I have mentioned on this blog many times before that in the history of record keeping, there has been only one (1893) major hurricane cross the Louisiana coast after October 1st. Translation…even though the Hurricane season officially doesn’t end until November 30th, IF we can get to October, any storm that might come will not be strong enough that it would require an evacuation. That’s a big deal for most folks. Computer models are not showing any major storm moving across the Atlantic into the Gulf, so unless something forms along an old frontal boundary, I’m feeling really good that we won’t have a serious threat this season. The “Fat Lady” is not singing yet, but she has entered the building and is walking towards the stage. September has one week down with 3 to go. Today is the anniversary of the great Labor day Hurricane of 1935…one of only 3 Cat. 5s at landfall (Andrew, Camille)

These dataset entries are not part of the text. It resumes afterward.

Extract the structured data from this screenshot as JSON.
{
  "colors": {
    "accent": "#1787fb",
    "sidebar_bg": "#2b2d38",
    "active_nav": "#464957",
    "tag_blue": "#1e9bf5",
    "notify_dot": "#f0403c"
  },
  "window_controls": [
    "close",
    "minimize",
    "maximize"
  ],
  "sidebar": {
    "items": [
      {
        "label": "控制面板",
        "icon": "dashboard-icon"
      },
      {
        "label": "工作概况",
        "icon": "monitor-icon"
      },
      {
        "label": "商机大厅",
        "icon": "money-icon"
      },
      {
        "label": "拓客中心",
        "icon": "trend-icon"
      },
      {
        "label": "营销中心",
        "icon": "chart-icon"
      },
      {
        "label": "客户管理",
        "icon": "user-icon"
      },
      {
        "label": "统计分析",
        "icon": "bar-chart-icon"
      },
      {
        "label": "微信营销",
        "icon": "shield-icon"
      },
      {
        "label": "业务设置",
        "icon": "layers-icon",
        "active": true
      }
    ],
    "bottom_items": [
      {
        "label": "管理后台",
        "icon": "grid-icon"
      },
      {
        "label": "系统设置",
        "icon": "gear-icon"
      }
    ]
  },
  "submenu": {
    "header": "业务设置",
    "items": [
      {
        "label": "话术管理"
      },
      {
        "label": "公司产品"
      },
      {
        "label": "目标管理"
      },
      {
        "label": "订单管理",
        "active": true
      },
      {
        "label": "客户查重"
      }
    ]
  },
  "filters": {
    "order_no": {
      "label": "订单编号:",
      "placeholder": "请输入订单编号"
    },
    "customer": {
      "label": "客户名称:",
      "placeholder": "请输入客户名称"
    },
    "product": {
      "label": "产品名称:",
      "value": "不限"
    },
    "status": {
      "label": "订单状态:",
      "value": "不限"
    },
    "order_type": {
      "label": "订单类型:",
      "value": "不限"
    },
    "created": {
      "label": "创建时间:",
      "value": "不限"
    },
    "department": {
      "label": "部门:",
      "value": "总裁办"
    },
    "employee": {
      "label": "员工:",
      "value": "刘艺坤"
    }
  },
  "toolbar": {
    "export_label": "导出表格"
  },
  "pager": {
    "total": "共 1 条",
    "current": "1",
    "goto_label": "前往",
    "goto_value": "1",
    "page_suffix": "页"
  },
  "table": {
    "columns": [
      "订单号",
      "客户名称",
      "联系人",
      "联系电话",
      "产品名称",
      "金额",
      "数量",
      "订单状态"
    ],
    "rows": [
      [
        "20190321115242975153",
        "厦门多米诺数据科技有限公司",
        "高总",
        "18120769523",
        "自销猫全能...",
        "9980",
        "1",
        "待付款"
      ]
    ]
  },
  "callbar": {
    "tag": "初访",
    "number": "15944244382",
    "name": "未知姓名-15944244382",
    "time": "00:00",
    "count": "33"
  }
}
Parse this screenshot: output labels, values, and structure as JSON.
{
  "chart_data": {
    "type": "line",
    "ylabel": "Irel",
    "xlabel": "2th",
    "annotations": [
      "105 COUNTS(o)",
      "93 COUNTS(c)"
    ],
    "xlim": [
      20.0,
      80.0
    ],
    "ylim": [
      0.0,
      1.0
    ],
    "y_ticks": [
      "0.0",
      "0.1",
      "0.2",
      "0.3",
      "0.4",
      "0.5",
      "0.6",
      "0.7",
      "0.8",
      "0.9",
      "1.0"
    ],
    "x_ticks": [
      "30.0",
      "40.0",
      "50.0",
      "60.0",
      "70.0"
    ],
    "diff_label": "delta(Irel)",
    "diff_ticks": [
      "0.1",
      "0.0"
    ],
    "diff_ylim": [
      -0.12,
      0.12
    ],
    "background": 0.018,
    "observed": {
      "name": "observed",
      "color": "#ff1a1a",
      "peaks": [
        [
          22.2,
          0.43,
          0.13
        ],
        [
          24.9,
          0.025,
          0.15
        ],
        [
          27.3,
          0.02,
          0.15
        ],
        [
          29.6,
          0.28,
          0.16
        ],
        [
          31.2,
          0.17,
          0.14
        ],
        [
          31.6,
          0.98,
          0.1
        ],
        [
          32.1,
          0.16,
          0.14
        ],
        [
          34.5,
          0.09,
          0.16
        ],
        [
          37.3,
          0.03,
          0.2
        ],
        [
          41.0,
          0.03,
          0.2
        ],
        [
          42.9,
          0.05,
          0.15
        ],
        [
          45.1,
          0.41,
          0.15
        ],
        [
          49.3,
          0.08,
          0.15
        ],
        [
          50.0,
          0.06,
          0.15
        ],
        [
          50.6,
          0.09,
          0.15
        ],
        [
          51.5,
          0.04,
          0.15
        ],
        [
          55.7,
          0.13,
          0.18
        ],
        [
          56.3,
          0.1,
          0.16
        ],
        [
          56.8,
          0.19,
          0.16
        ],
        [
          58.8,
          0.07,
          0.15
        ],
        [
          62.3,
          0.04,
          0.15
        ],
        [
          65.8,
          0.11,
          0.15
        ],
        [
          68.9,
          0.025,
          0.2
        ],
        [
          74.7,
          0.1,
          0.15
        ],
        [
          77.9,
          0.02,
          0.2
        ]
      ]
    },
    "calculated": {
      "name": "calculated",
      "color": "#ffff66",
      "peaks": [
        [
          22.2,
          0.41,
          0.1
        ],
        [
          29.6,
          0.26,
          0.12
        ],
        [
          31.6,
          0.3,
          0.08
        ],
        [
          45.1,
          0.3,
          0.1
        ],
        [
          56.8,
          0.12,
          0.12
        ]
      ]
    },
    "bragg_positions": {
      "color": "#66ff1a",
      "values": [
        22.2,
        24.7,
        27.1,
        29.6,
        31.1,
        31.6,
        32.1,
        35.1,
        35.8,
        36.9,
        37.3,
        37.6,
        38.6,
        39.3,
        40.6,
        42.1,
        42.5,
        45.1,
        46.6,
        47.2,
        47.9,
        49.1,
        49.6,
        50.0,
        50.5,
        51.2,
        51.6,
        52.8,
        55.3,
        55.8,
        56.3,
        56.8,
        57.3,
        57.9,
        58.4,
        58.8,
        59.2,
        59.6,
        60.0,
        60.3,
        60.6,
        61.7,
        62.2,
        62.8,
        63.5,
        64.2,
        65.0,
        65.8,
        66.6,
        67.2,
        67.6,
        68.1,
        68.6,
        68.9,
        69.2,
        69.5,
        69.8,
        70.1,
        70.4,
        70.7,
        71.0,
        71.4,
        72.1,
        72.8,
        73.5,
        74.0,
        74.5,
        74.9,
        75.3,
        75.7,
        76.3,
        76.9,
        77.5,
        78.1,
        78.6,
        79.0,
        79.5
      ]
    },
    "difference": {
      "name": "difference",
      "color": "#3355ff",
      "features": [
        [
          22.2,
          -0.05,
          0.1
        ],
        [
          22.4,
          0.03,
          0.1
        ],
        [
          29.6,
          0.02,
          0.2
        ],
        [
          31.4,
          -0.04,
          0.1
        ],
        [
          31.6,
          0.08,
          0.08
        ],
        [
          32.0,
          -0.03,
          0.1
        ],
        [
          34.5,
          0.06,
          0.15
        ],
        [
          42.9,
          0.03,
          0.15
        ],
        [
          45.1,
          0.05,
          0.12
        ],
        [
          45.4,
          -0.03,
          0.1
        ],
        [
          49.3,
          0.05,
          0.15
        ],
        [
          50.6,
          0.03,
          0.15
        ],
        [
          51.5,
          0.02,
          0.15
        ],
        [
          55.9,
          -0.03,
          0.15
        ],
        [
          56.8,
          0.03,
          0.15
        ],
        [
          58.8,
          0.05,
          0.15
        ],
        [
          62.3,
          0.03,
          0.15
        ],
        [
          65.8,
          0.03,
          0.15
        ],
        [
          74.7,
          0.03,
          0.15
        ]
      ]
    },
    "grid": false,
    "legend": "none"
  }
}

In the past 10 years, the average dates for the first real cold front has been Sept. 25-27th. That would mean we have about 2 ½ more weeks of summer-like heat to deal with. Since Autumn begins on Sept. 23rd, that sounds about right. We do have a front that will push close by the end of the week. It doesn’t appear to have enough upper support to force it down into the Gulf, but that might change. More likely is the front will stall out over south LA/MS increasing our rain chances and making us less hot. We need some good soaking rains on the South Shore as most of the weekend storms stayed north of Lake P. There is a weak surface low over the northeast Gulf, but an upper low in the central Gulf is producing strong SW shearing winds that should prevent any development before it moves inland on Tuesday. Stay Tuned!